▶ _Work to complete_: Every entry has to be output exactly, with none skipped.

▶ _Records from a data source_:
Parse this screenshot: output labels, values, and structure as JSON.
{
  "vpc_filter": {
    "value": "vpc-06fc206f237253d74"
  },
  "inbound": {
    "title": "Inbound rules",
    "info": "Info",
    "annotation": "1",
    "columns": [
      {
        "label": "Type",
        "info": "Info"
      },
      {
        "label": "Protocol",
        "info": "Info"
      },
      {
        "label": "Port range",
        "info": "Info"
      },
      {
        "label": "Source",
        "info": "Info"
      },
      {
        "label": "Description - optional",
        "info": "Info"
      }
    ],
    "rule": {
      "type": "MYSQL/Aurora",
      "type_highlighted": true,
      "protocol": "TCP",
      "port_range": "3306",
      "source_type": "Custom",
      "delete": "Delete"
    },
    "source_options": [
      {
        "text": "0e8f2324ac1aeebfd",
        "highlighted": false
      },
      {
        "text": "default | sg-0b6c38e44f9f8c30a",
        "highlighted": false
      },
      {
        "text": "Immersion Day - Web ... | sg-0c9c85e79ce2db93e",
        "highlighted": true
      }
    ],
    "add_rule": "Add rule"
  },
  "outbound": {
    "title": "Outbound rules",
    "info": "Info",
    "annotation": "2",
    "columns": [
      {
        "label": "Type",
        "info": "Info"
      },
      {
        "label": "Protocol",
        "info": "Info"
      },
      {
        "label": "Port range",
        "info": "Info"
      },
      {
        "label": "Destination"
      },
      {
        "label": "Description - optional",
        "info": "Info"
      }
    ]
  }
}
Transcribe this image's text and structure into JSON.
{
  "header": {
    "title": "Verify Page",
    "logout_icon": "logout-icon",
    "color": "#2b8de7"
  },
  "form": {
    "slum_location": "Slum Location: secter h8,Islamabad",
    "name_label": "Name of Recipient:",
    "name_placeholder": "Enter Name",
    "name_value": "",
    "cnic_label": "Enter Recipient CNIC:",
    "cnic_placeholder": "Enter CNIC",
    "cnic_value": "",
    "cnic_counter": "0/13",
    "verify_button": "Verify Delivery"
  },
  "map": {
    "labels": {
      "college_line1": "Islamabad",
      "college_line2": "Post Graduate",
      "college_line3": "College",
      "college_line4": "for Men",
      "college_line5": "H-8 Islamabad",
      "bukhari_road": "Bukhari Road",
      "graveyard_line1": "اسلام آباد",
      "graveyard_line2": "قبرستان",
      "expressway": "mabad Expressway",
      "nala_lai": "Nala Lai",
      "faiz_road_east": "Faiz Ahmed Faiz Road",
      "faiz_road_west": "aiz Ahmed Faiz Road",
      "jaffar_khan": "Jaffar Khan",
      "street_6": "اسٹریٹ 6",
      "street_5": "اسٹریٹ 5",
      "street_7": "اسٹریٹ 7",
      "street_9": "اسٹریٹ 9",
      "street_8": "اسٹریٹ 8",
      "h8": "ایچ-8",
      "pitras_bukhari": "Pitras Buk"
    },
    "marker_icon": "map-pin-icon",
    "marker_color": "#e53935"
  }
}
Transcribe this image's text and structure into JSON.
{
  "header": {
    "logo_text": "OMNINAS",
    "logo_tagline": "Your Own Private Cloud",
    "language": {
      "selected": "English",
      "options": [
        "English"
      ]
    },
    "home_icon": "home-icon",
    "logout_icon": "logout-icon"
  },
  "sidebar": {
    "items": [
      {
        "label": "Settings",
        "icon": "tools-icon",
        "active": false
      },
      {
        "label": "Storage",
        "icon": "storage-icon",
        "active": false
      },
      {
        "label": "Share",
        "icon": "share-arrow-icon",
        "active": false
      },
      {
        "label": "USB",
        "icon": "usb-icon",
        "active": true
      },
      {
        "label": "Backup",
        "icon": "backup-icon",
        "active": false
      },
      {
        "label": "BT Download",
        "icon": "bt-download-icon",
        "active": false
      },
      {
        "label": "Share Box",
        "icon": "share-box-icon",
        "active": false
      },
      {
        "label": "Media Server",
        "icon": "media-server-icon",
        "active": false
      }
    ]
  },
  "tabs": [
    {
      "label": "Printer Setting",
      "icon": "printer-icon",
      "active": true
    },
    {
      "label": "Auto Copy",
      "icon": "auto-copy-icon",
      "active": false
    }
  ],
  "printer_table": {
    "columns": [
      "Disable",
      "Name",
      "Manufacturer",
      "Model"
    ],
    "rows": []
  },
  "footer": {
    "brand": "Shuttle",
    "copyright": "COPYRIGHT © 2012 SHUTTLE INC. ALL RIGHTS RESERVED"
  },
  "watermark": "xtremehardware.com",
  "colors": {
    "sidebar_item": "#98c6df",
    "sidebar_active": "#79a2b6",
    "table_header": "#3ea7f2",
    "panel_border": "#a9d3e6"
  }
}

▶ _Exercise result_:
Parse this screenshot: output labels, values, and structure as JSON.
{
  "vpc_filter": {
    "value": "vpc-06fc206f237253d74"
  },
  "inbound": {
    "title": "Inbound rules",
    "info": "Info",
    "annotation": "1",
    "columns": [
      {
        "label": "Type",
        "info": "Info"
      },
      {
        "label": "Protocol",
        "info": "Info"
      },
      {
        "label": "Port range",
        "info": "Info"
      },
      {
        "label": "Source",
        "info": "Info"
      },
      {
        "label": "Description - optional",
        "info": "Info"
      }
    ],
    "rule": {
      "type": "MYSQL/Aurora",
      "type_highlighted": true,
      "protocol": "TCP",
      "port_range": "3306",
      "source_type": "Custom",
      "delete": "Delete"
    },
    "source_options": [
      {
        "text": "0e8f2324ac1aeebfd",
        "highlighted": false
      },
      {
        "text": "default | sg-0b6c38e44f9f8c30a",
        "highlighted": false
      },
      {
        "text": "Immersion Day - Web ... | sg-0c9c85e79ce2db93e",
        "highlighted": true
      }
    ],
    "add_rule": "Add rule"
  },
  "outbound": {
    "title": "Outbound rules",
    "info": "Info",
    "annotation": "2",
    "columns": [
      {
        "label": "Type",
        "info": "Info"
      },
      {
        "label": "Protocol",
        "info": "Info"
      },
      {
        "label": "Port range",
        "info": "Info"
      },
      {
        "label": "Destination"
      },
      {
        "label": "Description - optional",
        "info": "Info"
      }
    ]
  }
}
Transcribe this image's text and structure into JSON.
{
  "header": {
    "title": "Verify Page",
    "logout_icon": "logout-icon",
    "color": "#2b8de7"
  },
  "form": {
    "slum_location": "Slum Location: secter h8,Islamabad",
    "name_label": "Name of Recipient:",
    "name_placeholder": "Enter Name",
    "name_value": "",
    "cnic_label": "Enter Recipient CNIC:",
    "cnic_placeholder": "Enter CNIC",
    "cnic_value": "",
    "cnic_counter": "0/13",
    "verify_button": "Verify Delivery"
  },
  "map": {
    "labels": {
      "college_line1": "Islamabad",
      "college_line2": "Post Graduate",
      "college_line3": "College",
      "college_line4": "for Men",
      "college_line5": "H-8 Islamabad",
      "bukhari_road": "Bukhari Road",
      "graveyard_line1": "اسلام آباد",
      "graveyard_line2": "قبرستان",
      "expressway": "mabad Expressway",
      "nala_lai": "Nala Lai",
      "faiz_road_east": "Faiz Ahmed Faiz Road",
      "faiz_road_west": "aiz Ahmed Faiz Road",
      "jaffar_khan": "Jaffar Khan",
      "street_6": "اسٹریٹ 6",
      "street_5": "اسٹریٹ 5",
      "street_7": "اسٹریٹ 7",
      "street_9": "اسٹریٹ 9",
      "street_8": "اسٹریٹ 8",
      "h8": "ایچ-8",
      "pitras_bukhari": "Pitras Buk"
    },
    "marker_icon": "map-pin-icon",
    "marker_color": "#e53935"
  }
}
Transcribe this image's text and structure into JSON.
{
  "header": {
    "logo_text": "OMNINAS",
    "logo_tagline": "Your Own Private Cloud",
    "language": {
      "selected": "English",
      "options": [
        "English"
      ]
    },
    "home_icon": "home-icon",
    "logout_icon": "logout-icon"
  },
  "sidebar": {
    "items": [
      {
        "label": "Settings",
        "icon": "tools-icon",
        "active": false
      },
      {
        "label": "Storage",
        "icon": "storage-icon",
        "active": false
      },
      {
        "label": "Share",
        "icon": "share-arrow-icon",
        "active": false
      },
      {
        "label": "USB",
        "icon": "usb-icon",
        "active": true
      },
      {
        "label": "Backup",
        "icon": "backup-icon",
        "active": false
      },
      {
        "label": "BT Download",
        "icon": "bt-download-icon",
        "active": false
      },
      {
        "label": "Share Box",
        "icon": "share-box-icon",
        "active": false
      },
      {
        "label": "Media Server",
        "icon": "media-server-icon",
        "active": false
      }
    ]
  },
  "tabs": [
    {
      "label": "Printer Setting",
      "icon": "printer-icon",
      "active": true
    },
    {
      "label": "Auto Copy",
      "icon": "auto-copy-icon",
      "active": false
    }
  ],
  "printer_table": {
    "columns": [
      "Disable",
      "Name",
      "Manufacturer",
      "Model"
    ],
    "rows": []
  },
  "footer": {
    "brand": "Shuttle",
    "copyright": "COPYRIGHT © 2012 SHUTTLE INC. ALL RIGHTS RESERVED"
  },
  "watermark": "xtremehardware.com",
  "colors": {
    "sidebar_item": "#98c6df",
    "sidebar_active": "#79a2b6",
    "table_header": "#3ea7f2",
    "panel_border": "#a9d3e6"
  }
}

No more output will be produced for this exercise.